» WHAT YOU WILL DO
Tally the lines in the records below that contain "Timer" and return only the result.

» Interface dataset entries
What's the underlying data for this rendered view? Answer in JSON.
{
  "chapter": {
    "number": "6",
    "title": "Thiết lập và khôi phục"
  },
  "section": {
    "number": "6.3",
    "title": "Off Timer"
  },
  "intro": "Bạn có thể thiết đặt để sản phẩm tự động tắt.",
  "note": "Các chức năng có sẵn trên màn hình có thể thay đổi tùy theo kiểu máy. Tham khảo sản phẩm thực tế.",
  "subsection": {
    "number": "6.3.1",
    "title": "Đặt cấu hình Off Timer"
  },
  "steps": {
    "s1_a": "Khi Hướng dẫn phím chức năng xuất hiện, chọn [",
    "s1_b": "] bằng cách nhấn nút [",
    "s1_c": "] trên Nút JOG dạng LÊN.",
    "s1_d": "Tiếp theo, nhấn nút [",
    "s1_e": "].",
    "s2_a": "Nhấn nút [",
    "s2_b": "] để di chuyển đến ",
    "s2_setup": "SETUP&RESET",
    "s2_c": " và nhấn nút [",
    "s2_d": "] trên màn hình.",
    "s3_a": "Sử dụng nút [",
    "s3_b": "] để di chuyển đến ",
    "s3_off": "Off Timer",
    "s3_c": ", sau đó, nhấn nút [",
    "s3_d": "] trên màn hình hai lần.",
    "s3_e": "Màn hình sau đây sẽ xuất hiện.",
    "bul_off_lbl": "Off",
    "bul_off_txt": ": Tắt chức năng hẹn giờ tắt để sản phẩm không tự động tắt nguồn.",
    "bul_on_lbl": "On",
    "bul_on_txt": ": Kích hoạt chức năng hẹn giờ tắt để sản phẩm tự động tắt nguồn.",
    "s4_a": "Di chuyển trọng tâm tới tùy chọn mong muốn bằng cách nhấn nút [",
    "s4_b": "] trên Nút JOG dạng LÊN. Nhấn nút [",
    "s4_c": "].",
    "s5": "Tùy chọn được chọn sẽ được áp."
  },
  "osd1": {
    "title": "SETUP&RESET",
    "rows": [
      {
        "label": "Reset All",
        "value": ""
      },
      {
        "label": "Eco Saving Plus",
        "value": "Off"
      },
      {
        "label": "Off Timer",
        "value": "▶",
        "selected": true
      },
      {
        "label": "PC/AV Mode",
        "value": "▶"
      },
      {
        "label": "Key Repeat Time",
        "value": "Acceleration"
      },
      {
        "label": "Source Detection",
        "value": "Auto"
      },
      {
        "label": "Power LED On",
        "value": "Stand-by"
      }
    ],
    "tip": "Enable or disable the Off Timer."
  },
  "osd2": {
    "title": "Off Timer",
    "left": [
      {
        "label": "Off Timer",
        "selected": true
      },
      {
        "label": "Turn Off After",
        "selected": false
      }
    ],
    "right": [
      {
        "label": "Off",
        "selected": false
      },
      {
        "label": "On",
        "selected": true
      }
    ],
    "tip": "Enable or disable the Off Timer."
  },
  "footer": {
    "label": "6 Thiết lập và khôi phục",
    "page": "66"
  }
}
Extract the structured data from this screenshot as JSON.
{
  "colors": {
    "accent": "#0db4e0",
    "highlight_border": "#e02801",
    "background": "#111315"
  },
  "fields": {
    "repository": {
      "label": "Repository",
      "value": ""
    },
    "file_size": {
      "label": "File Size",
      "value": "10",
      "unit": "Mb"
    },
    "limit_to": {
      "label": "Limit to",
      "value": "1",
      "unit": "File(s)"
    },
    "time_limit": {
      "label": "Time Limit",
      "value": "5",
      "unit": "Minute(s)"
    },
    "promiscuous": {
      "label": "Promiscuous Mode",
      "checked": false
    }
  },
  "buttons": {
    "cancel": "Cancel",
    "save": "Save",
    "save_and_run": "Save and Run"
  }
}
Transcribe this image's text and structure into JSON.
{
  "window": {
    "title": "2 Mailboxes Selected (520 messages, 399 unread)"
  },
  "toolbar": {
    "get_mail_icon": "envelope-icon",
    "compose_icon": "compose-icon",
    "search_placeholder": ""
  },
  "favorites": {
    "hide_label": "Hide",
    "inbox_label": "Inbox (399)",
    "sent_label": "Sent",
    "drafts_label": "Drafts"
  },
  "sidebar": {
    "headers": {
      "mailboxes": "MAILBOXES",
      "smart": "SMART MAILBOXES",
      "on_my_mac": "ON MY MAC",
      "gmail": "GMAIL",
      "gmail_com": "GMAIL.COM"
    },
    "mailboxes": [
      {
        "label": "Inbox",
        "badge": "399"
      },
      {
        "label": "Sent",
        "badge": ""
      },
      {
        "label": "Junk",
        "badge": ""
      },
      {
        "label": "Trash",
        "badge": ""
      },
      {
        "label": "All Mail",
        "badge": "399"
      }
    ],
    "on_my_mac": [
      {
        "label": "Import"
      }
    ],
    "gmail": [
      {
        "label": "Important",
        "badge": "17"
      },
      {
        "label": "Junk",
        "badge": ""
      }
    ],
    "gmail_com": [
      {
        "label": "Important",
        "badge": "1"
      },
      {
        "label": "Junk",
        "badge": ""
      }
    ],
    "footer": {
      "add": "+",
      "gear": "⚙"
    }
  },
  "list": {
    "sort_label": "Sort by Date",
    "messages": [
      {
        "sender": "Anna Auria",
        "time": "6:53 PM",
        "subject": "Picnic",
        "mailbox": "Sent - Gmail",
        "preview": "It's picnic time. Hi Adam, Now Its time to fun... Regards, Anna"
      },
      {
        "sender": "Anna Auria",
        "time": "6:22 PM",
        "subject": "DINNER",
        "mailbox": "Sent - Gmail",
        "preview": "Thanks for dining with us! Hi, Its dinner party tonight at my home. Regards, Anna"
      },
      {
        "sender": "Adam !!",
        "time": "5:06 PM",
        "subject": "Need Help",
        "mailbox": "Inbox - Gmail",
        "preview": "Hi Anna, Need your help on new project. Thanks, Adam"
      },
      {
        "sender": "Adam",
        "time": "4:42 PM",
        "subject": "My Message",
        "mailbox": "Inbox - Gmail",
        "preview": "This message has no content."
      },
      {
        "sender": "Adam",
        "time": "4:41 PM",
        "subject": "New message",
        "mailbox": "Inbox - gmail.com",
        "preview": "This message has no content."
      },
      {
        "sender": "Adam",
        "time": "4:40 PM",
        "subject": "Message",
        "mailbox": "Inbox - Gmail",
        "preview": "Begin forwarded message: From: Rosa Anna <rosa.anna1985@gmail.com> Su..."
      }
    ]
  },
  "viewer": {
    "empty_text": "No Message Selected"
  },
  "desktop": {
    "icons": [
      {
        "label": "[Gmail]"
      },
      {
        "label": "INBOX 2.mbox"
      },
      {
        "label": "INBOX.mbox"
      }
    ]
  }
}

» ANSWER TO THIS EXERCISE
8